Enhancing school curriculum to help kids navigate Internet
To ensure children and youth are equipped with the right skills to navigate the online world, the Ministry of Education (MOE) will be enhancing cyber wellness education.
A new Character and Citizenship Education curriculum will place greater emphasis on cyber wellness.
There will be more time spent on cyber wellness in schools and the curriculum will include interactive videos and discussion topics on the subject.
Speaking during the debate on the ministry's budget in Parliament yesterday, Education Minister Ong Ye Kung talked about the need to ensure that children and youth are equipped with the skills needed to navigate a social media landscape that is sometimes not very social.

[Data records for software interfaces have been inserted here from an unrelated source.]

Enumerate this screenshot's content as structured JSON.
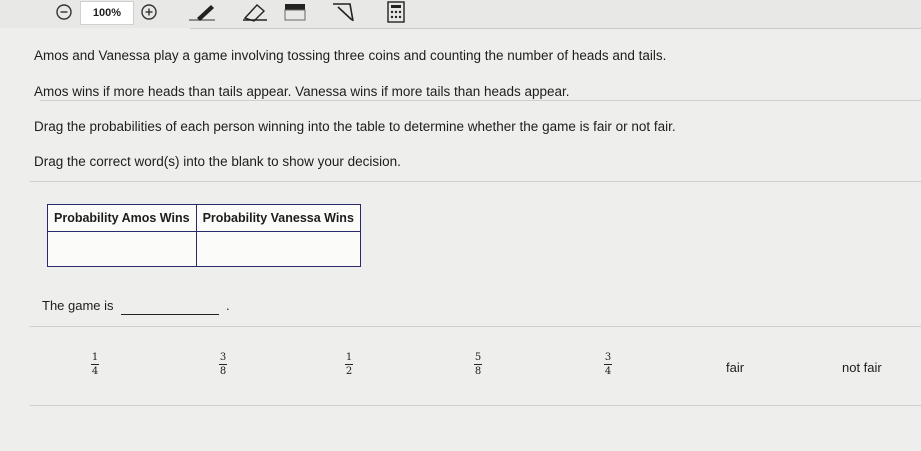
{
  "toolbar": {
    "zoom_level": "100%"
  },
  "question": {
    "line1": "Amos and Vanessa play a game involving tossing three coins and counting the number of heads and tails.",
    "line2": "Amos wins if more heads than tails appear. Vanessa wins if more tails than heads appear.",
    "line3": "Drag the probabilities of each person winning into the table to determine whether the game is fair or not fair.",
    "line4": "Drag the correct word(s) into the blank to show your decision."
  },
  "table": {
    "headers": [
      "Probability Amos Wins",
      "Probability Vanessa Wins"
    ]
  },
  "statement": {
    "prefix": "The game is",
    "suffix": "."
  },
  "choices": {
    "fractions": [
      {
        "num": "1",
        "den": "4"
      },
      {
        "num": "3",
        "den": "8"
      },
      {
        "num": "1",
        "den": "2"
      },
      {
        "num": "5",
        "den": "8"
      },
      {
        "num": "3",
        "den": "4"
      }
    ],
    "words": [
      "fair",
      "not fair"
    ]
  }
}
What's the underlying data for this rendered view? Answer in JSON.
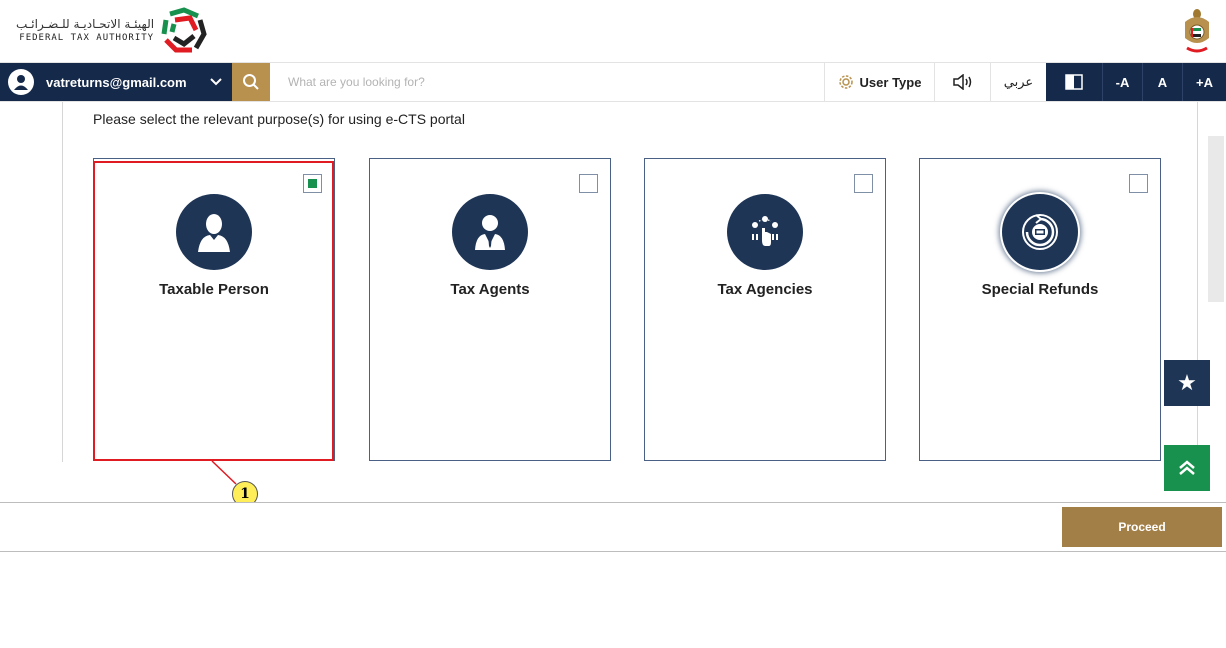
{
  "header": {
    "logo_arabic": "الهيئـة الاتحـاديـة للـضـرائـب",
    "logo_english": "FEDERAL TAX AUTHORITY",
    "emblem_icon": "uae-emblem-icon"
  },
  "toolbar": {
    "user_email": "vatreturns@gmail.com",
    "search_placeholder": "What are you looking for?",
    "user_type_label": "User Type",
    "arabic_label": "عربي",
    "font_decrease": "-A",
    "font_normal": "A",
    "font_increase": "+A"
  },
  "main": {
    "instruction": "Please select the relevant purpose(s) for using e-CTS portal",
    "cards": [
      {
        "label": "Taxable Person",
        "icon": "person-icon",
        "checked": true
      },
      {
        "label": "Tax Agents",
        "icon": "agent-icon",
        "checked": false
      },
      {
        "label": "Tax Agencies",
        "icon": "agencies-icon",
        "checked": false
      },
      {
        "label": "Special Refunds",
        "icon": "refund-icon",
        "checked": false
      }
    ],
    "callout_number": "1"
  },
  "footer": {
    "proceed_label": "Proceed"
  },
  "colors": {
    "navy": "#15294a",
    "gold": "#b8914f",
    "green": "#17914d",
    "highlight_red": "#e01b22"
  }
}
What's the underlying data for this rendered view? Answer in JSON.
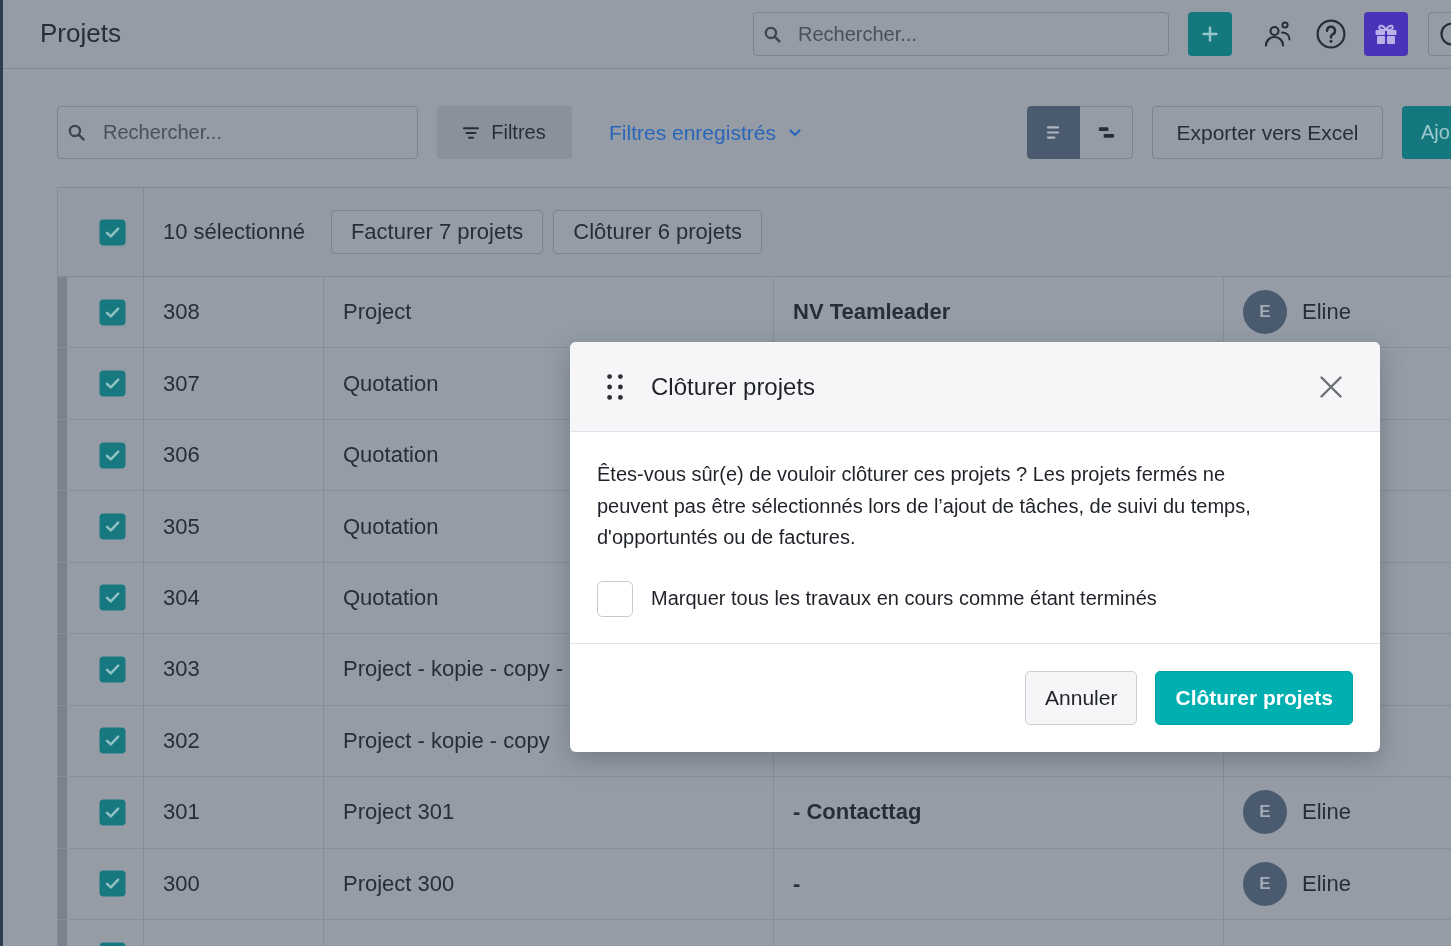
{
  "topbar": {
    "title": "Projets",
    "search": {
      "placeholder": "Rechercher..."
    }
  },
  "toolbar": {
    "search": {
      "placeholder": "Rechercher..."
    },
    "filters_button": "Filtres",
    "saved_filters": "Filtres enregistrés",
    "views": [
      {
        "kind": "list",
        "selected": true
      },
      {
        "kind": "timeline",
        "selected": false
      }
    ],
    "export_button": "Exporter vers Excel",
    "add_button": "Ajo"
  },
  "table": {
    "bulk_bar": {
      "checked": true,
      "count": "10 sélectionné",
      "actions": [
        "Facturer 7 projets",
        "Clôturer 6 projets"
      ]
    },
    "rows": [
      {
        "selected": true,
        "number": "308",
        "name": "Project",
        "column_4": "NV Teamleader",
        "initial": "E",
        "owner": "Eline"
      },
      {
        "selected": true,
        "number": "307",
        "name": "Quotation"
      },
      {
        "selected": true,
        "number": "306",
        "name": "Quotation"
      },
      {
        "selected": true,
        "number": "305",
        "name": "Quotation"
      },
      {
        "selected": true,
        "number": "304",
        "name": "Quotation"
      },
      {
        "selected": true,
        "number": "303",
        "name": "Project - kopie - copy -"
      },
      {
        "selected": true,
        "number": "302",
        "name": "Project - kopie - copy"
      },
      {
        "selected": true,
        "number": "301",
        "name": "Project 301",
        "column_4": "- Contacttag",
        "initial": "E",
        "owner": "Eline"
      },
      {
        "selected": true,
        "number": "300",
        "name": "Project 300",
        "column_4": "-",
        "initial": "E",
        "owner": "Eline"
      },
      {
        "selected": true
      }
    ]
  },
  "dialog": {
    "title": "Clôturer projets",
    "message": "Êtes-vous sûr(e) de vouloir clôturer ces projets ? Les projets fermés ne peuvent pas être sélectionnés lors de l’ajout de tâches, de suivi du temps, d'opportuntés ou de factures.",
    "option": {
      "label": "Marquer tous les travaux en cours comme étant terminés",
      "checked": false
    },
    "buttons": [
      {
        "kind": "secondary",
        "label": "Annuler"
      },
      {
        "kind": "primary",
        "label": "Clôturer projets"
      }
    ]
  }
}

Likening the duality of physical and online life to that of Bruce Wayne and Batman, Mr Ong said: "They (children and youth) have one real world life that parents can see and another one online, which they spend a lot of time on that parents do not see. As adults who did not grow up in this space, I don't think we fully understand it."
He added that with a powerful device in each child's hands, they can decide to use it to acquire knowledge for learning, or access undesirable materials.
They can use it to keep in touch with family and friends, or become addicted to digital entertainment. Youngsters can also record meaningful memories, or intrude into the privacy of others, or worse, commit a sexual offence.
The new curriculum will be progressively implemented in all primary and secondary schools from next year. Schools will spend about 50 per cent more time discussing cyber wellness issues with students.
One of the schools that has piloted such a programme is New Town Secondary School.
Vice-principal Yong Kek Shoong told TNP: "We wish to teach students that the online space is an expression and extension of oneself, and one's online behaviour can have consequences offline."
He stressed that this is especially in the case of cyber shaming or cyber bullying.
Mr Ow Gan Pin, head of department of Character and Citizenship Education at Dunearn Secondary, said: "While we are exposed to the many benefits of the online world, there are some trade-offs such as encountering negative experiences.
"Such experiences can impact one's mental health. For instance, one may become distressed when he or she is being ostracised online, or if he or she is the target of frequent rude and nasty online remarks."
He said together with a strengthened mental health programme, the cyber wellness curriculum will help children and youth develop the necessary skills and tools to be more resilient in the digital age.